Two types of neurons in the fly brain help a fly land when it detects a looming stimulus – but only if it’s already in flight.
For fruit flies, the shadow cast by a looming predator looks much the same as an approaching tree. But one triggers an escape response, while the other invites the fly to gently land.
Flies can process the same visual cues differently depending on context, evoking the proper response based on the scenario, new research shows. Researchers at the Howard Hughes Medical Institute’s Janelia Research Campus identified two pairs of neurons going from the brain to the ventral nerve cord that make a fly land in response to a looming shadow – but only if the insect is already in flight. When the fly is at rest, those circuits don’t respond to the looming stimulus, they report June 10, 2019, in the journal Nature Neuroscience.
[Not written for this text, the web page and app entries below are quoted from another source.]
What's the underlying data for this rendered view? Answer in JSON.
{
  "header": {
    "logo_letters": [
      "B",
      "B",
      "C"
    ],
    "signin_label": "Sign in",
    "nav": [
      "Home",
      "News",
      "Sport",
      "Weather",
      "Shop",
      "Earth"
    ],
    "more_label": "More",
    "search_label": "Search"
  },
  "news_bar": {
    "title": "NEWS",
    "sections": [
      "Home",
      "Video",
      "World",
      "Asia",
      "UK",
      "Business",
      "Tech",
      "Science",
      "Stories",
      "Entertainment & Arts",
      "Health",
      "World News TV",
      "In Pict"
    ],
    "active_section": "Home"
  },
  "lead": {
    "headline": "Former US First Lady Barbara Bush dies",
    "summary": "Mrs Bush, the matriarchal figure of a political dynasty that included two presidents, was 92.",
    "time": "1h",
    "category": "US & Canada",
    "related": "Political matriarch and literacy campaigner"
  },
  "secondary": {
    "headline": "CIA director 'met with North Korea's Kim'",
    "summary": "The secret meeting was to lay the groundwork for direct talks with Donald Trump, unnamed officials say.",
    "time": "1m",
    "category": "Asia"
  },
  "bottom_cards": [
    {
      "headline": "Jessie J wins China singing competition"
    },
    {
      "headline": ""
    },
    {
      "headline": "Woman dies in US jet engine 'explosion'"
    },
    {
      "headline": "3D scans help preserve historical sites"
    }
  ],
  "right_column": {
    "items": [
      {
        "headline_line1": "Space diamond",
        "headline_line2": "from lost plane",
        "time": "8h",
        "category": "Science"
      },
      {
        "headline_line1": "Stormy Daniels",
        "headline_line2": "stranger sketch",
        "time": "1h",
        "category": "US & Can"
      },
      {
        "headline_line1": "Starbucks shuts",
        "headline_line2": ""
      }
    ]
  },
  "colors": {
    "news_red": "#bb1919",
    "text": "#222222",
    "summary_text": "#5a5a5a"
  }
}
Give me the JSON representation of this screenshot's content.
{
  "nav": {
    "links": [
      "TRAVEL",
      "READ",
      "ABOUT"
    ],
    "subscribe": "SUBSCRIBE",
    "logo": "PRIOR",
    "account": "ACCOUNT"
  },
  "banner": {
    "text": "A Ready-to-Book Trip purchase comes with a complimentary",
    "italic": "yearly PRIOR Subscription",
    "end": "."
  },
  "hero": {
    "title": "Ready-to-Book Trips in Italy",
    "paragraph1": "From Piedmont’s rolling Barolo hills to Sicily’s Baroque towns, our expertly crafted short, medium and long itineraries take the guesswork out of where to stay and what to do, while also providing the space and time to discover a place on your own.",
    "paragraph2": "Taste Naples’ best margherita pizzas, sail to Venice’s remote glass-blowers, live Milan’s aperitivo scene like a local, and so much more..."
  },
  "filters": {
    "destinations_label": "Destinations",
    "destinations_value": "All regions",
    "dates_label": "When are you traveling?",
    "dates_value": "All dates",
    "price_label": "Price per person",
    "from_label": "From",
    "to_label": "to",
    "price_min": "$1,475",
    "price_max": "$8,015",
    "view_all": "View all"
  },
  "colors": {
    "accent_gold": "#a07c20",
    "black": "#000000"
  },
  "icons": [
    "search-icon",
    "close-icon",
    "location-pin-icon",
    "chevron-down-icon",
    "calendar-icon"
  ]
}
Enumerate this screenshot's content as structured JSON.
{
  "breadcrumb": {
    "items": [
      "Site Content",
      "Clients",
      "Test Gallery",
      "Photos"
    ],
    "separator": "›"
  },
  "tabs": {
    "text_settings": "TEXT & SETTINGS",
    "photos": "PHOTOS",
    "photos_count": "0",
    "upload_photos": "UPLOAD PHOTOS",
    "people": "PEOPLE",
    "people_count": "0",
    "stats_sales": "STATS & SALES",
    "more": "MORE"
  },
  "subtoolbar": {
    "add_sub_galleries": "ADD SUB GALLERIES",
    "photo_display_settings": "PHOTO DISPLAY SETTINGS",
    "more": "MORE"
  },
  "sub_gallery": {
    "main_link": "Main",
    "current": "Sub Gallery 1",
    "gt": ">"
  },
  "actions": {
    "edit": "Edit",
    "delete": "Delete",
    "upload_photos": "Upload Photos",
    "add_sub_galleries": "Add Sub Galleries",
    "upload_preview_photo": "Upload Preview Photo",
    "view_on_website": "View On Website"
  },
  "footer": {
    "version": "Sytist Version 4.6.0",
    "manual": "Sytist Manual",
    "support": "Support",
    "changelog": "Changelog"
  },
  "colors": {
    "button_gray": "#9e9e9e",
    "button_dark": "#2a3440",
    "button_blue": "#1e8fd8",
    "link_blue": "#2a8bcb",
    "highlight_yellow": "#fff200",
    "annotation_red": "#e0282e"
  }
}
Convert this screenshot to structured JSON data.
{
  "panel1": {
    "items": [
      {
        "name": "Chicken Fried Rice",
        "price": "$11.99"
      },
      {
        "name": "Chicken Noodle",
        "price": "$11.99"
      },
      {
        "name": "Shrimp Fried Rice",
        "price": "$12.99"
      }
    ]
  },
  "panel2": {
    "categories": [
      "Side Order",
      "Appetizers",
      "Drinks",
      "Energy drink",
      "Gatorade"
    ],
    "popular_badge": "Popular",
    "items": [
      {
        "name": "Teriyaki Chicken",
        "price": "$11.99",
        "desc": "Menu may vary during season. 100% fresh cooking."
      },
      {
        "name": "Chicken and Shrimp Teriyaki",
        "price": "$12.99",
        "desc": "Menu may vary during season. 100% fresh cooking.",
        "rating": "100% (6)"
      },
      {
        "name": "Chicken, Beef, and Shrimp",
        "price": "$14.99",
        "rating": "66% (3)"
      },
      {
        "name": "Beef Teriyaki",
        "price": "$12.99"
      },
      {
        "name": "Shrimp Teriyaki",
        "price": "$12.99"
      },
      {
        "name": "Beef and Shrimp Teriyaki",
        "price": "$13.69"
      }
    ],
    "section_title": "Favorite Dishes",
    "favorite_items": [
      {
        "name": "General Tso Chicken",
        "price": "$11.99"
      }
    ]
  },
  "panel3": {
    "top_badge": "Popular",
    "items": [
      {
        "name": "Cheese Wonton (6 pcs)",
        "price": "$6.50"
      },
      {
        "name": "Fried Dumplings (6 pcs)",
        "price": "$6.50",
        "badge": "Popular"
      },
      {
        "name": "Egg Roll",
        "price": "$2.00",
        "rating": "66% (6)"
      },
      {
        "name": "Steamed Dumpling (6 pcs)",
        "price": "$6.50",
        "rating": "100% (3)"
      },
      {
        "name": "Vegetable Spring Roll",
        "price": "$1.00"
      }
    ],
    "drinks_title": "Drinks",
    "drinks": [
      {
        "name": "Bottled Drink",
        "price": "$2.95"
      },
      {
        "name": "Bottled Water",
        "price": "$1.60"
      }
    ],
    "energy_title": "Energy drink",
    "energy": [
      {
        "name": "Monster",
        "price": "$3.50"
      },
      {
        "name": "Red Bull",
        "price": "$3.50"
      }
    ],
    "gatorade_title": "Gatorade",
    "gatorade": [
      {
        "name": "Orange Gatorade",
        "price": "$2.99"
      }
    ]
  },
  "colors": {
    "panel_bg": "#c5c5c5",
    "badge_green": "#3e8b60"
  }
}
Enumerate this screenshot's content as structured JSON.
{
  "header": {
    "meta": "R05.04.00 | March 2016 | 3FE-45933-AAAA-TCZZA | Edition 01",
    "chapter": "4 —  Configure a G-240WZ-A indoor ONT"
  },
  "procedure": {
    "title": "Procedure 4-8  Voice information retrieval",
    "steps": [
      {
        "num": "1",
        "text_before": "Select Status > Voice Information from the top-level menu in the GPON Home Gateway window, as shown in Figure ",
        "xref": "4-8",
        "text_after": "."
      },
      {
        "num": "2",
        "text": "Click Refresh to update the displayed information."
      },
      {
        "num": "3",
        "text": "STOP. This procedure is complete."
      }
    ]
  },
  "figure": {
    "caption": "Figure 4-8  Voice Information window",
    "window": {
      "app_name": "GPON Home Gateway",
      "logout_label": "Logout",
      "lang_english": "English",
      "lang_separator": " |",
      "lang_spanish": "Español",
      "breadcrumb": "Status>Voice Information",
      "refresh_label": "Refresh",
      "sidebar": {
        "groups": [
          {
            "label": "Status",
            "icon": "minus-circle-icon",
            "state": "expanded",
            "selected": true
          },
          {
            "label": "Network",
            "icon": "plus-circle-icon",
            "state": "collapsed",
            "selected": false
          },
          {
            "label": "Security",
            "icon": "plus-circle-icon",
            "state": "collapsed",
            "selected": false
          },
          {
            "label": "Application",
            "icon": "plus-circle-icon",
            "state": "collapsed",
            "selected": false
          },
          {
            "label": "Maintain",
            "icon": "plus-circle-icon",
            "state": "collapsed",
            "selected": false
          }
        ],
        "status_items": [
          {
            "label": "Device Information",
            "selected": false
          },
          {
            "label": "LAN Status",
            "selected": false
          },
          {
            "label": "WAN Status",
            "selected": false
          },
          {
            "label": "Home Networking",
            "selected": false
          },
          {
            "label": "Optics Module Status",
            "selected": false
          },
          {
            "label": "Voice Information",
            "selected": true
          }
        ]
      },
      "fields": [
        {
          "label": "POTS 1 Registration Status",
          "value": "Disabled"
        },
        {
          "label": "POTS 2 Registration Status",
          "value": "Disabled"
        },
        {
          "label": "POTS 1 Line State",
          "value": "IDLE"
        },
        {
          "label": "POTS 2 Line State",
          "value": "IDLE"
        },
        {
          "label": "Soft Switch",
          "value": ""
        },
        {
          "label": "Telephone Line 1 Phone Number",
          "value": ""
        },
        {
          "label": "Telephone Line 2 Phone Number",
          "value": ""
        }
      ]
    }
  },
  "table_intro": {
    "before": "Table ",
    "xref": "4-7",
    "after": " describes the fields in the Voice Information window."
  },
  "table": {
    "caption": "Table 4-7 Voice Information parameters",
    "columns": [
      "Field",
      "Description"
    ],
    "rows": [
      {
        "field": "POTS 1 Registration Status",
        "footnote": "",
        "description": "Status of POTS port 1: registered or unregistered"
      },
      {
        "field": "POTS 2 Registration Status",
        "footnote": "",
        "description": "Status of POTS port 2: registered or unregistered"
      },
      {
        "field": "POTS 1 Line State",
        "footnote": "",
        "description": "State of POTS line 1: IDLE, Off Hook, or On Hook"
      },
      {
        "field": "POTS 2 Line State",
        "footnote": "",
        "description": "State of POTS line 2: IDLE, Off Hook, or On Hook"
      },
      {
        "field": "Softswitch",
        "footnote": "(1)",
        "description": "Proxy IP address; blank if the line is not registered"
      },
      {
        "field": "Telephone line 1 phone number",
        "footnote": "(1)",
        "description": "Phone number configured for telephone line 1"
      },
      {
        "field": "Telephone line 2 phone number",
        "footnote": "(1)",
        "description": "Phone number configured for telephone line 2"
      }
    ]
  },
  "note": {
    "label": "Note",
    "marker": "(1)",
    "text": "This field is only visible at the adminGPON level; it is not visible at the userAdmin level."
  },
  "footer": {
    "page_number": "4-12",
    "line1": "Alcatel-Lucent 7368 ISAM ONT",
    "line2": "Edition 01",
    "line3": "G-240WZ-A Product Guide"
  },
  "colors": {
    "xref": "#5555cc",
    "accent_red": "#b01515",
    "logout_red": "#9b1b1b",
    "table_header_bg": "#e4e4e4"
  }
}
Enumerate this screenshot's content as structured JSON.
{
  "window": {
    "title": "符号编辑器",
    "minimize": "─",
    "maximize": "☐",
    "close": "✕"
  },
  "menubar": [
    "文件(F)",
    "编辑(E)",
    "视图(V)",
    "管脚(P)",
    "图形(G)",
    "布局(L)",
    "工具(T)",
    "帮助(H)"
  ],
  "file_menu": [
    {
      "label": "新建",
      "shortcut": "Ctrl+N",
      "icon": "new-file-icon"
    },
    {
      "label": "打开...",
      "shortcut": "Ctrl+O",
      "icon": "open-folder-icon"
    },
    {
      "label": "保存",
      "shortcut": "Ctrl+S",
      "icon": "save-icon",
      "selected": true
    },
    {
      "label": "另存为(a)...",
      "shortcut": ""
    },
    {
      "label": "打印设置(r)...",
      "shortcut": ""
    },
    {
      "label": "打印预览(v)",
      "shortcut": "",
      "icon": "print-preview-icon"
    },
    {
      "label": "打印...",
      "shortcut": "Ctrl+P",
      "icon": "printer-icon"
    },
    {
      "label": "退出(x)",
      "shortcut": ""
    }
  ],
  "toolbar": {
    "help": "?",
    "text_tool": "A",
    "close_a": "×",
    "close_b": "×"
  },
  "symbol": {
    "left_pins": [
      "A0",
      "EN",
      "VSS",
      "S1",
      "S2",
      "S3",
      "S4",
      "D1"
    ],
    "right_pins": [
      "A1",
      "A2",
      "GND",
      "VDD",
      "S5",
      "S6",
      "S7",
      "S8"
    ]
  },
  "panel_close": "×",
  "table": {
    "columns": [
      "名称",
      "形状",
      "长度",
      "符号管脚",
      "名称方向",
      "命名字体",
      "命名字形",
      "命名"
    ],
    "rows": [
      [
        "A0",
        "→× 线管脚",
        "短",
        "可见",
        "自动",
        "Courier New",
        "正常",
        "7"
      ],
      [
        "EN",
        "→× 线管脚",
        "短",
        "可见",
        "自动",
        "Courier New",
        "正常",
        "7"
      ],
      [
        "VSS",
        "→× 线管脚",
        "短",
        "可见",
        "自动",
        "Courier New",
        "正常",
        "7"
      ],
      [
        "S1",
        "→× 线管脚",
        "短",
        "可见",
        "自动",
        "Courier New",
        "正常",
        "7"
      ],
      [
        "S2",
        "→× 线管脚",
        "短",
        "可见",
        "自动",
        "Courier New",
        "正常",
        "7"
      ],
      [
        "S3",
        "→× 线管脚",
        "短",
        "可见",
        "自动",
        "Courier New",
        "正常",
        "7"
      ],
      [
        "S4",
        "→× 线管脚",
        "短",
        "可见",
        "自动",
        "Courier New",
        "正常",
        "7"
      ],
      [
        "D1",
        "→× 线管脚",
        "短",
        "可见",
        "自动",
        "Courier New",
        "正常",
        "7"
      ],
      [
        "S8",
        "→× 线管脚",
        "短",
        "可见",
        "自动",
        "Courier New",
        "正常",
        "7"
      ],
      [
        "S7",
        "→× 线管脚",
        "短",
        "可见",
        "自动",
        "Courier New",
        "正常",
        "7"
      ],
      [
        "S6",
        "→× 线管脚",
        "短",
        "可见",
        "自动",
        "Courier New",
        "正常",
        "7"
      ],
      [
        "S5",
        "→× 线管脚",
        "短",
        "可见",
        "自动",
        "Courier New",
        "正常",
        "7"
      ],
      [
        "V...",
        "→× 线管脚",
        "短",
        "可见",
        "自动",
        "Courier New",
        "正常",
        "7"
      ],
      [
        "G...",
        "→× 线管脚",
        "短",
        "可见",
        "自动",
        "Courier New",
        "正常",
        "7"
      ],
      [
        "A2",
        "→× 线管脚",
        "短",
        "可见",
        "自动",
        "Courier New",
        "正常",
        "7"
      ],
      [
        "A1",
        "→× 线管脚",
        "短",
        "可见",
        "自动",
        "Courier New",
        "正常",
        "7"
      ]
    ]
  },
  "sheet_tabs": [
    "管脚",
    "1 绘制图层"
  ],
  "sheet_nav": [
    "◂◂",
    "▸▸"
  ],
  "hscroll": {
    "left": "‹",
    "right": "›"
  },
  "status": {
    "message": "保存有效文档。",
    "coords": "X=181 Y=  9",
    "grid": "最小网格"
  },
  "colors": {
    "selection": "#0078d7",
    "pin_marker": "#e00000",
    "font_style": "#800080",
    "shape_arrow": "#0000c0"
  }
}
“What was surprising is that there were two sets of landing neurons,” says study coauthor and Janelia Group Leader Gwyneth Card – and that they were driven by two different mechanisms. One type (a pair of matching neurons on each side of the brain) responded to a molecule called octopamine, a brain chemical that’s released when flies are in flight. The other type was activated independently of octopamine or other brain chemicals that the team tested, but still only responded to shadows when a fly was flapping its wings.
Having two parallel gating mechanisms to enable landing behavior might be a way to make sure the pathway is only turned on when it’s supposed to be, says study lead author Jan Ache, a research scientist at Janelia.
It’s not yet clear what drives the flight dependence in the second set of landing neurons, though. Data from Janelia’s FlyEM Project Team, which is tracing the connections between all of the neurons in the fly brain, will help answer that question when it’s released soon.
Jan M. Ache, Shigehiro Namiki, Allen Lee, Kristin Branson, and Gwyneth M. Card. “State-dependent decoupling of sensory and motor circuits underlies behavioral flexibility in Drosophila.” Nature Neuroscience. Published online June 10, 2019. doi:10.1038/s41593-019-0413-4.